(Try it): Leave the pictures out and repeat the rest of the data below exactly.

··· Source records ···

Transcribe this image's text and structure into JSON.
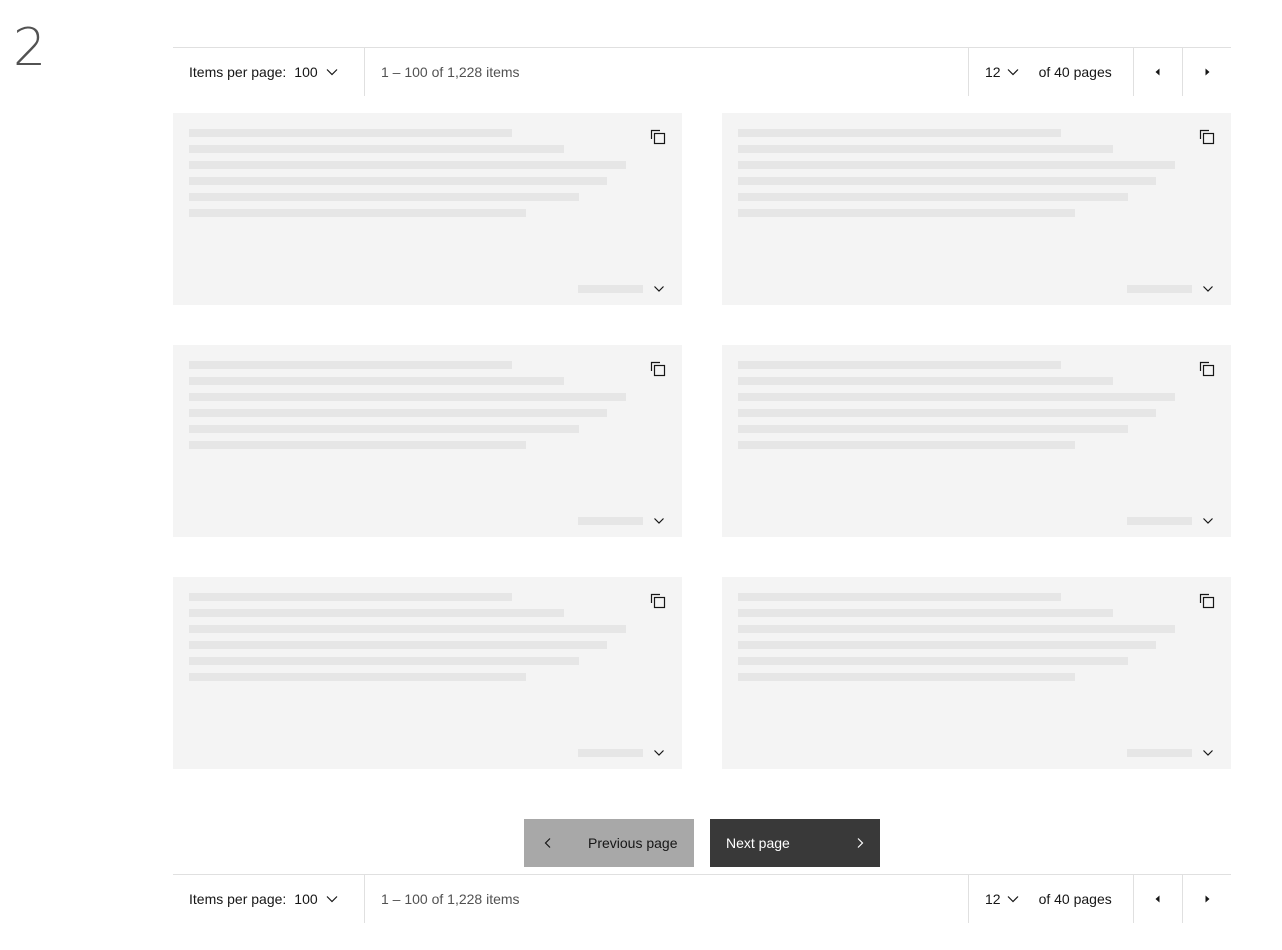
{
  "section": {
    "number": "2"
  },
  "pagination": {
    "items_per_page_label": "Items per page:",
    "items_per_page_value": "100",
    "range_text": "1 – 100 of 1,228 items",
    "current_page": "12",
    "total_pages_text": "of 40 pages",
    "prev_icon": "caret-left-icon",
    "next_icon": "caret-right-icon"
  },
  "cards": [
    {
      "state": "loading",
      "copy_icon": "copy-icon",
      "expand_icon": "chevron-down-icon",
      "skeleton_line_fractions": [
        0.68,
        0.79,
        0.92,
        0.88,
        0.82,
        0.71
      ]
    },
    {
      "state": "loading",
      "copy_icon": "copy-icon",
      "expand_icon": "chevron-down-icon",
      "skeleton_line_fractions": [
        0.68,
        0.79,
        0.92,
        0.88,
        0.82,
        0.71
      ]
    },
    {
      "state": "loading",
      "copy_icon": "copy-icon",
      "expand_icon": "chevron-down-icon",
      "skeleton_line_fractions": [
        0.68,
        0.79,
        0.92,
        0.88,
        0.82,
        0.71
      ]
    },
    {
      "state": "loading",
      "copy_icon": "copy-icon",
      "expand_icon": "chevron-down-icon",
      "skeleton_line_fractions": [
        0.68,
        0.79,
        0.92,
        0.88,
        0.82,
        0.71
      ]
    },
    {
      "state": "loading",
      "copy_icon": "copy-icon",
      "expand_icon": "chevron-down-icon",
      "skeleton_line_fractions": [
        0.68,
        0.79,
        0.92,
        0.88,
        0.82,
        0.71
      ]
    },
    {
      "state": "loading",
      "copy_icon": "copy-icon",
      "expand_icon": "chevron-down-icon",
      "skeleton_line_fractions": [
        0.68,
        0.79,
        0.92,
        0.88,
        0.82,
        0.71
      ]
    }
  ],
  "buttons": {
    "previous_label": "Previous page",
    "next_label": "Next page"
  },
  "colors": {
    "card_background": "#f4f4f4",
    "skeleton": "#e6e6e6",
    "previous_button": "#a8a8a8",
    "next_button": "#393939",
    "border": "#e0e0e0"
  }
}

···

(Written solution):
Transcribe this image's text and structure into JSON.
{
  "section": {
    "number": "2"
  },
  "pagination": {
    "items_per_page_label": "Items per page:",
    "items_per_page_value": "100",
    "range_text": "1 – 100 of 1,228 items",
    "current_page": "12",
    "total_pages_text": "of 40 pages",
    "prev_icon": "caret-left-icon",
    "next_icon": "caret-right-icon"
  },
  "cards": [
    {
      "state": "loading",
      "copy_icon": "copy-icon",
      "expand_icon": "chevron-down-icon",
      "skeleton_line_fractions": [
        0.68,
        0.79,
        0.92,
        0.88,
        0.82,
        0.71
      ]
    },
    {
      "state": "loading",
      "copy_icon": "copy-icon",
      "expand_icon": "chevron-down-icon",
      "skeleton_line_fractions": [
        0.68,
        0.79,
        0.92,
        0.88,
        0.82,
        0.71
      ]
    },
    {
      "state": "loading",
      "copy_icon": "copy-icon",
      "expand_icon": "chevron-down-icon",
      "skeleton_line_fractions": [
        0.68,
        0.79,
        0.92,
        0.88,
        0.82,
        0.71
      ]
    },
    {
      "state": "loading",
      "copy_icon": "copy-icon",
      "expand_icon": "chevron-down-icon",
      "skeleton_line_fractions": [
        0.68,
        0.79,
        0.92,
        0.88,
        0.82,
        0.71
      ]
    },
    {
      "state": "loading",
      "copy_icon": "copy-icon",
      "expand_icon": "chevron-down-icon",
      "skeleton_line_fractions": [
        0.68,
        0.79,
        0.92,
        0.88,
        0.82,
        0.71
      ]
    },
    {
      "state": "loading",
      "copy_icon": "copy-icon",
      "expand_icon": "chevron-down-icon",
      "skeleton_line_fractions": [
        0.68,
        0.79,
        0.92,
        0.88,
        0.82,
        0.71
      ]
    }
  ],
  "buttons": {
    "previous_label": "Previous page",
    "next_label": "Next page"
  },
  "colors": {
    "card_background": "#f4f4f4",
    "skeleton": "#e6e6e6",
    "previous_button": "#a8a8a8",
    "next_button": "#393939",
    "border": "#e0e0e0"
  }
}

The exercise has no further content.